** Opening The data block **
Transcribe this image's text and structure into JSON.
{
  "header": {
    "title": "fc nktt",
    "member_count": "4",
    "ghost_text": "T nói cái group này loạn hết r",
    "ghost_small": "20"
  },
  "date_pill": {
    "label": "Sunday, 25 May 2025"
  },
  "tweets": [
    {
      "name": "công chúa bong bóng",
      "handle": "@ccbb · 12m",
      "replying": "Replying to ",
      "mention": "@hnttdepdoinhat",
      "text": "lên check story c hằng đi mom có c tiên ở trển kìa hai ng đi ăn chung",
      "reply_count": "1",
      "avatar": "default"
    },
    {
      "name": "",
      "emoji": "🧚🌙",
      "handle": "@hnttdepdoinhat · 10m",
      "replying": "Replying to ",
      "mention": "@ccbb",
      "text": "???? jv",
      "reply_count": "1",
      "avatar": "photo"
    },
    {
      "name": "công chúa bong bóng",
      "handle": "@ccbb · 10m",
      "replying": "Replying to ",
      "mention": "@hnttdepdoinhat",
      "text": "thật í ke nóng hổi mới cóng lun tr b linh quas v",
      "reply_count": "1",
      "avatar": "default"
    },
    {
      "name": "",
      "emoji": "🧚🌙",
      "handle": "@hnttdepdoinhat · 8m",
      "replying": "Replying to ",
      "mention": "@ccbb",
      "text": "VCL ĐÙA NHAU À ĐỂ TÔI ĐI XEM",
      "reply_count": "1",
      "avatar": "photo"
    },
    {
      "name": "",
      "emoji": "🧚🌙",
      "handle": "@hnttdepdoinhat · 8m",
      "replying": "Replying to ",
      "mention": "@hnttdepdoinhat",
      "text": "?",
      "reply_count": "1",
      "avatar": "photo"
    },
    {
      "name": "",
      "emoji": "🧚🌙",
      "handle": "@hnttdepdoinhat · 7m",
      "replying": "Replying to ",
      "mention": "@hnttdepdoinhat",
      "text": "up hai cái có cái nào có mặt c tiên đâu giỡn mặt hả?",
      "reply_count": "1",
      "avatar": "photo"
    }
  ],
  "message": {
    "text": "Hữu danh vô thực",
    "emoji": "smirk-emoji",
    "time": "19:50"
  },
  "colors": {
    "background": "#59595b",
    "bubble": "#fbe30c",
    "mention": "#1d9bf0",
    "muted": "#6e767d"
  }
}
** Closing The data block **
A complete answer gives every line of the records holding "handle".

      "handle": "@ccbb · 12m",
      "handle": "@hnttdepdoinhat · 10m",
      "handle": "@ccbb · 10m",
      "handle": "@hnttdepdoinhat · 8m",
      "handle": "@hnttdepdoinhat · 8m",
      "handle": "@hnttdepdoinhat · 7m",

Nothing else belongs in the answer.